Task: The answer is every line in the data below that contains the word "label".

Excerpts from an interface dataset
--

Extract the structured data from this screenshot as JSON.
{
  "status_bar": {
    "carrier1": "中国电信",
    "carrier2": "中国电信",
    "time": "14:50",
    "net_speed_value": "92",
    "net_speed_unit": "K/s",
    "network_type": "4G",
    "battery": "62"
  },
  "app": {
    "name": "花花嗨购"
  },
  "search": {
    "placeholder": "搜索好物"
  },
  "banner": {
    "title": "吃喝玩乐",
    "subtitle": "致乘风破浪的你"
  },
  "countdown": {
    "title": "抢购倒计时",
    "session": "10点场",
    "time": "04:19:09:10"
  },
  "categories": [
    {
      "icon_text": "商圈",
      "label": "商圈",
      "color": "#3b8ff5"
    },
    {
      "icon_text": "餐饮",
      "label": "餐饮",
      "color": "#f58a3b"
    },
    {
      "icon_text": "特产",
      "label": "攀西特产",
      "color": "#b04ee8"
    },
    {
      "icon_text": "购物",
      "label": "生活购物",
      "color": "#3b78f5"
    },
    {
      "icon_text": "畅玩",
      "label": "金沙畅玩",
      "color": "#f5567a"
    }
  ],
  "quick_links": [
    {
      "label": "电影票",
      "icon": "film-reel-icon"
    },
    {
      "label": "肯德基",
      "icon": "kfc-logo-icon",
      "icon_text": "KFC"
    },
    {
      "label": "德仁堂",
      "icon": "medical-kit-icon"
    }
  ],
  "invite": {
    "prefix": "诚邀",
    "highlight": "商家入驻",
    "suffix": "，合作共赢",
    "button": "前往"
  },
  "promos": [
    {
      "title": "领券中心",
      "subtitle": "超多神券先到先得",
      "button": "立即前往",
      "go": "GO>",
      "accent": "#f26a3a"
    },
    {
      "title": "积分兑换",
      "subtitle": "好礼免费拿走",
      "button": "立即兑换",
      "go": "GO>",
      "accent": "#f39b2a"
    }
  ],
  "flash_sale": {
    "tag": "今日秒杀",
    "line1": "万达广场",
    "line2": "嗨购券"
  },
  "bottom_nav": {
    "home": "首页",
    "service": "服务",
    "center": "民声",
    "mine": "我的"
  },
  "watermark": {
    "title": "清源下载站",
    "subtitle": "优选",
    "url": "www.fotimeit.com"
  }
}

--

Result for this task:
      "label": "商圈",
      "label": "餐饮",
      "label": "攀西特产",
      "label": "生活购物",
      "label": "金沙畅玩",
      "label": "电影票",
      "label": "肯德基",
      "label": "德仁堂",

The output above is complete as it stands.